### Source data:

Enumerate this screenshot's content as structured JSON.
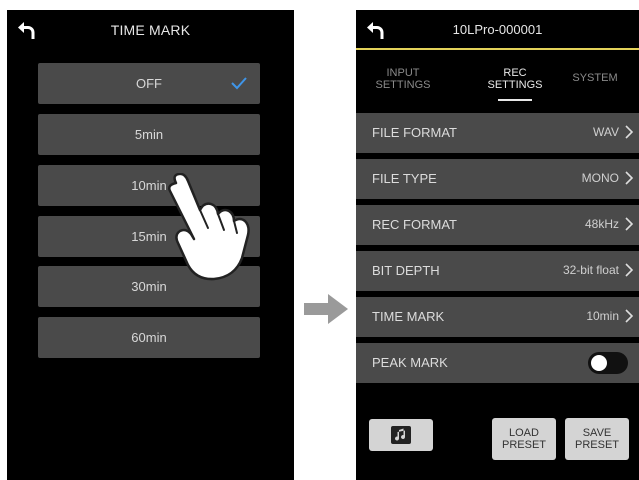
{
  "left": {
    "title": "TIME MARK",
    "options": [
      "OFF",
      "5min",
      "10min",
      "15min",
      "30min",
      "60min"
    ],
    "selected": "OFF",
    "icons": {
      "back": "back-arrow-icon",
      "check": "check-icon",
      "hand": "pointing-hand-icon"
    }
  },
  "arrow": "right-arrow-icon",
  "right": {
    "title": "10LPro-000001",
    "accent_color": "#e4d35a",
    "tabs": [
      {
        "line1": "INPUT",
        "line2": "SETTINGS",
        "active": false
      },
      {
        "line1": "REC",
        "line2": "SETTINGS",
        "active": true
      },
      {
        "line1": "SYSTEM",
        "line2": "",
        "active": false
      }
    ],
    "rows": [
      {
        "label": "FILE FORMAT",
        "value": "WAV"
      },
      {
        "label": "FILE TYPE",
        "value": "MONO"
      },
      {
        "label": "REC FORMAT",
        "value": "48kHz"
      },
      {
        "label": "BIT DEPTH",
        "value": "32-bit float"
      },
      {
        "label": "TIME MARK",
        "value": "10min"
      }
    ],
    "peak_mark": {
      "label": "PEAK MARK",
      "enabled": false
    },
    "buttons": {
      "music_icon": "music-note-icon",
      "load_line1": "LOAD",
      "load_line2": "PRESET",
      "save_line1": "SAVE",
      "save_line2": "PRESET"
    }
  }
}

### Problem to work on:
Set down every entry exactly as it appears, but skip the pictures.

### Answer space:
Enumerate this screenshot's content as structured JSON.
{
  "left": {
    "title": "TIME MARK",
    "options": [
      "OFF",
      "5min",
      "10min",
      "15min",
      "30min",
      "60min"
    ],
    "selected": "OFF",
    "icons": {
      "back": "back-arrow-icon",
      "check": "check-icon",
      "hand": "pointing-hand-icon"
    }
  },
  "arrow": "right-arrow-icon",
  "right": {
    "title": "10LPro-000001",
    "accent_color": "#e4d35a",
    "tabs": [
      {
        "line1": "INPUT",
        "line2": "SETTINGS",
        "active": false
      },
      {
        "line1": "REC",
        "line2": "SETTINGS",
        "active": true
      },
      {
        "line1": "SYSTEM",
        "line2": "",
        "active": false
      }
    ],
    "rows": [
      {
        "label": "FILE FORMAT",
        "value": "WAV"
      },
      {
        "label": "FILE TYPE",
        "value": "MONO"
      },
      {
        "label": "REC FORMAT",
        "value": "48kHz"
      },
      {
        "label": "BIT DEPTH",
        "value": "32-bit float"
      },
      {
        "label": "TIME MARK",
        "value": "10min"
      }
    ],
    "peak_mark": {
      "label": "PEAK MARK",
      "enabled": false
    },
    "buttons": {
      "music_icon": "music-note-icon",
      "load_line1": "LOAD",
      "load_line2": "PRESET",
      "save_line1": "SAVE",
      "save_line2": "PRESET"
    }
  }
}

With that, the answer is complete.